Check each line of the material that follows, and copy those holding the string "variance".
┌────────
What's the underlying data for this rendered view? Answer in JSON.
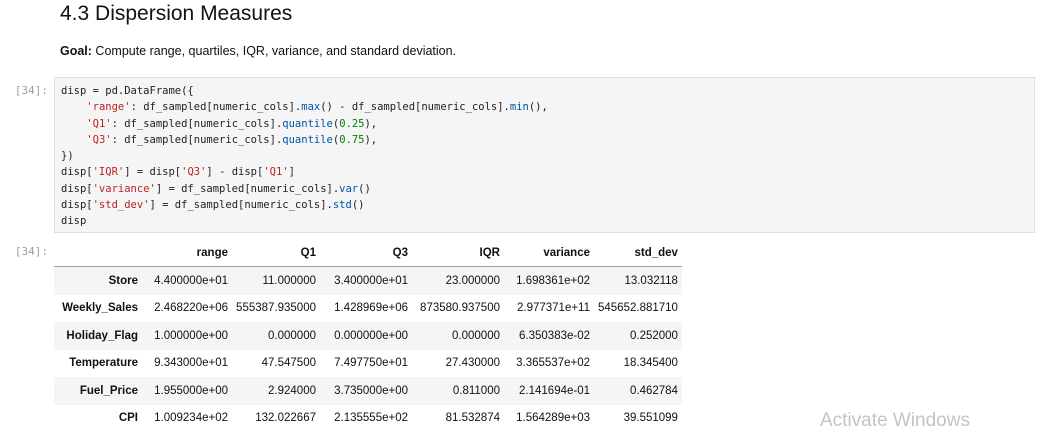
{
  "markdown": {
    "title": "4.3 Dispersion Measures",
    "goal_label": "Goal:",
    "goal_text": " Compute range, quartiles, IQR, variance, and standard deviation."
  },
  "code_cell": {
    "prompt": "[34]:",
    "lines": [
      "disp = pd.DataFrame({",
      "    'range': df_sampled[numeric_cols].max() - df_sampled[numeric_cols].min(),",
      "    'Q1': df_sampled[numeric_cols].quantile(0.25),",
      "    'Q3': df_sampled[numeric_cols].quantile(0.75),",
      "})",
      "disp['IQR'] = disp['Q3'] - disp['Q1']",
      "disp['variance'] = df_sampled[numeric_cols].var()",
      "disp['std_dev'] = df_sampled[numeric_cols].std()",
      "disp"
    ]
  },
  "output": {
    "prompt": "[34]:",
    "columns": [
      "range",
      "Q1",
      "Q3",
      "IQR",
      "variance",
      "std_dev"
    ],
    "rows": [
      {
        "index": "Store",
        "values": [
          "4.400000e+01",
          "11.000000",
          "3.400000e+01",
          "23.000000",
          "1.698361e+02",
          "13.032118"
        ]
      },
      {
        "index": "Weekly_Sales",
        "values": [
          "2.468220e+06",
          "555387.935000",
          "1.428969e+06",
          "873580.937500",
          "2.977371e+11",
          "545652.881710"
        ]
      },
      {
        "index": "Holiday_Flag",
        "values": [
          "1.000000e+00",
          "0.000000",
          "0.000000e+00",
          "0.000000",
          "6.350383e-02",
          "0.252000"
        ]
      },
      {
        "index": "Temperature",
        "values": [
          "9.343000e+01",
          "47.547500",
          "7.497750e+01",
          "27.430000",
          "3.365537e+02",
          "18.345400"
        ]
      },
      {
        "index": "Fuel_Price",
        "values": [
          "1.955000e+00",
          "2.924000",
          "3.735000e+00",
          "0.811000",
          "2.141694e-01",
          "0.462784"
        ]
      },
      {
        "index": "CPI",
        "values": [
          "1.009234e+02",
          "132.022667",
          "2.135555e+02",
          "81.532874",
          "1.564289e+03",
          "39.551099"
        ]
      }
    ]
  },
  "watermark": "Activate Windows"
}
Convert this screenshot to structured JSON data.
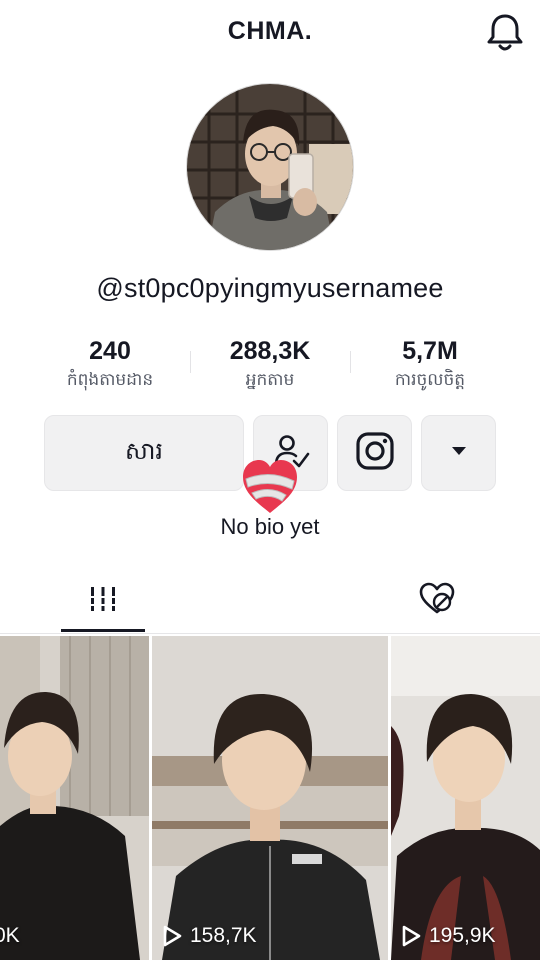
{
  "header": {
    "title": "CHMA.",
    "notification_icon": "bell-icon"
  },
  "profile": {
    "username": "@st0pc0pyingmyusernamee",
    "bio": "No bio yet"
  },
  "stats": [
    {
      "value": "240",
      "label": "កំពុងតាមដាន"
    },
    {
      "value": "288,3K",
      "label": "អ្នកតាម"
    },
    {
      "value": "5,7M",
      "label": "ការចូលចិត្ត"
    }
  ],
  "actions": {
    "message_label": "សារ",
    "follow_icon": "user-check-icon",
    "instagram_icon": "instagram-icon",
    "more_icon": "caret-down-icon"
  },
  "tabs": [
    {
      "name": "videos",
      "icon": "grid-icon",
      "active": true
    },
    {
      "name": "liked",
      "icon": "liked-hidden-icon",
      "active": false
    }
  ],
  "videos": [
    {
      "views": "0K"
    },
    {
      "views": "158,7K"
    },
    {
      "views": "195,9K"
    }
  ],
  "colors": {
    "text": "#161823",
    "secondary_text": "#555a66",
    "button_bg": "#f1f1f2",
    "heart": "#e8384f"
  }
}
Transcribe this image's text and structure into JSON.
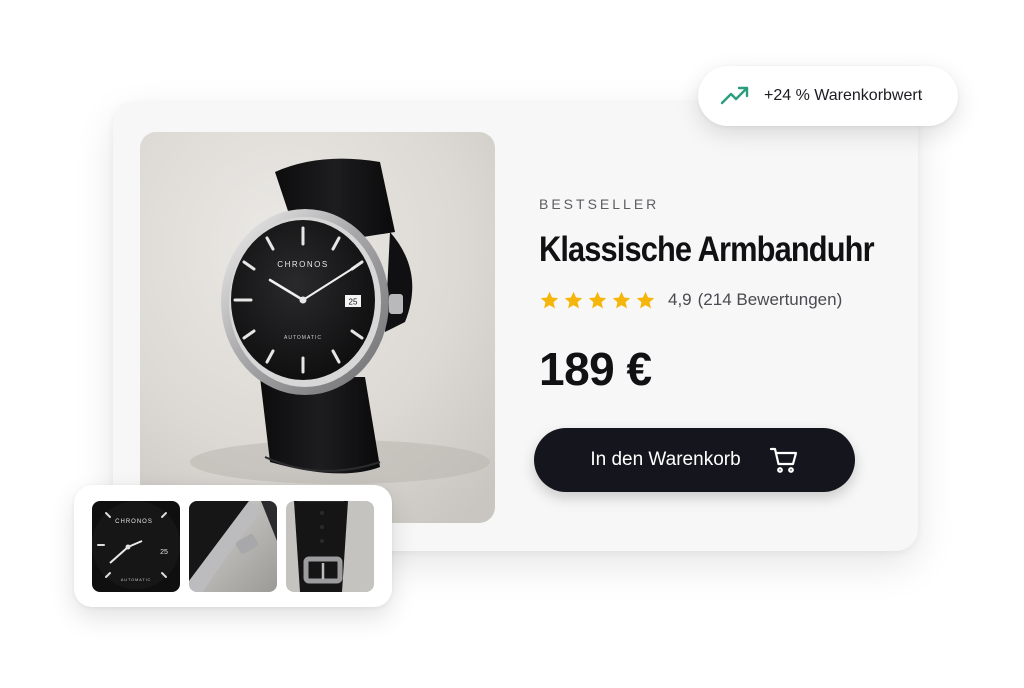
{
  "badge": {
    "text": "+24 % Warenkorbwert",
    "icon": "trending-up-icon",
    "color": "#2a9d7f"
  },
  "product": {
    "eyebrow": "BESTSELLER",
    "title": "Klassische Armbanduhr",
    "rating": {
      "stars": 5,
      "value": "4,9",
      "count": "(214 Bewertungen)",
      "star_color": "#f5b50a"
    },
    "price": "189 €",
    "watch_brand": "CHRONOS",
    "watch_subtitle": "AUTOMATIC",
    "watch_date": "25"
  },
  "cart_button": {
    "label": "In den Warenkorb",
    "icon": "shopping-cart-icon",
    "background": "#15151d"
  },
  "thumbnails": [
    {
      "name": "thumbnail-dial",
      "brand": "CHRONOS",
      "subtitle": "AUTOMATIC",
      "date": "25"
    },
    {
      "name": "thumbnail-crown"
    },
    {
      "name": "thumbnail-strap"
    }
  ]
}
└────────
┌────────
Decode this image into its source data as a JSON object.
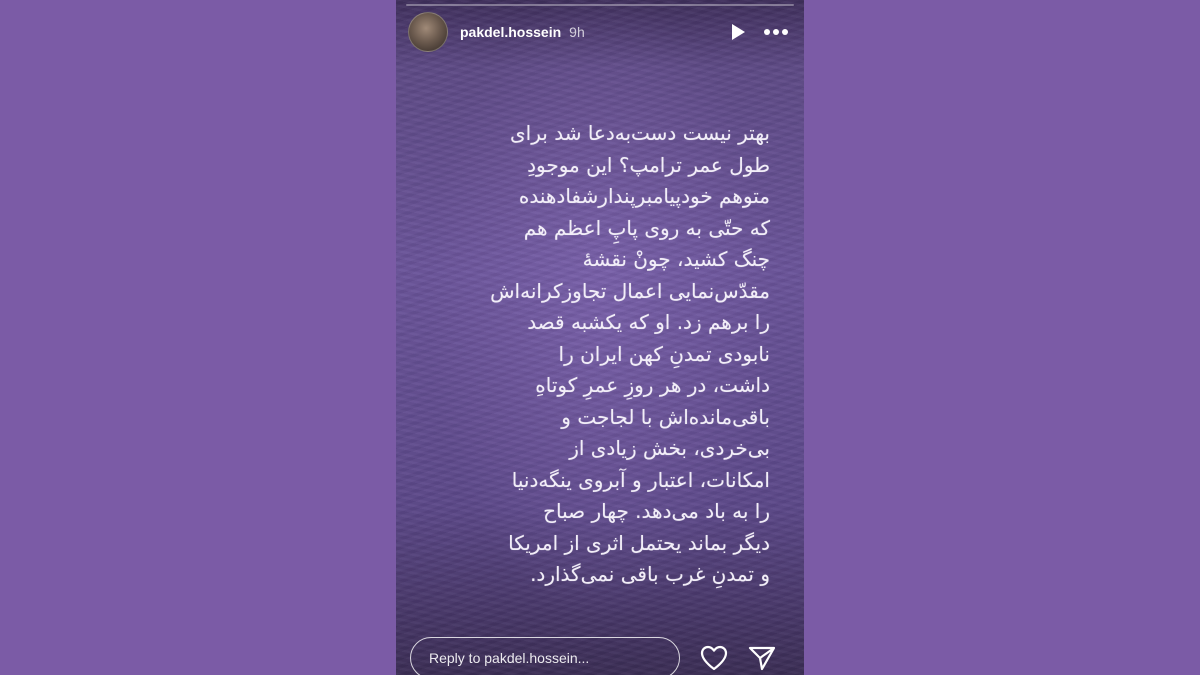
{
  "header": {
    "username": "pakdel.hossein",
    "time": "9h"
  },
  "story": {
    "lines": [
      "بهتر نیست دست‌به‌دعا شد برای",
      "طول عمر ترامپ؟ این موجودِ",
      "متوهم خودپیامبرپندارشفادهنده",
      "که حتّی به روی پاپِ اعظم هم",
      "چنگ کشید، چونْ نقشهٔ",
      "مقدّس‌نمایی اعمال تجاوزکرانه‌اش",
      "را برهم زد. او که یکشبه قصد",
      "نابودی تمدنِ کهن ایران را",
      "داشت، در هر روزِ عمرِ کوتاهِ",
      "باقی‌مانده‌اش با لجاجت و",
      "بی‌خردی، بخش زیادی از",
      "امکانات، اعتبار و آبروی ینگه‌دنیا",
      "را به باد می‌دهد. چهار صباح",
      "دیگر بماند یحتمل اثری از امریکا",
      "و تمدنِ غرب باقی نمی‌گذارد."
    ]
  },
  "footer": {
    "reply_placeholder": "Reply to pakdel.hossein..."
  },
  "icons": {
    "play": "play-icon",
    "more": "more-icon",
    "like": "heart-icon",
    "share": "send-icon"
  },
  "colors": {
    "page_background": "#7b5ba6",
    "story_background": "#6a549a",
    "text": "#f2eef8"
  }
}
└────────
**Final answer**
    "goal_text": " Compute range, quartiles, IQR, variance, and standard deviation."
      "disp['variance'] = df_sampled[numeric_cols].var()",
      "variance",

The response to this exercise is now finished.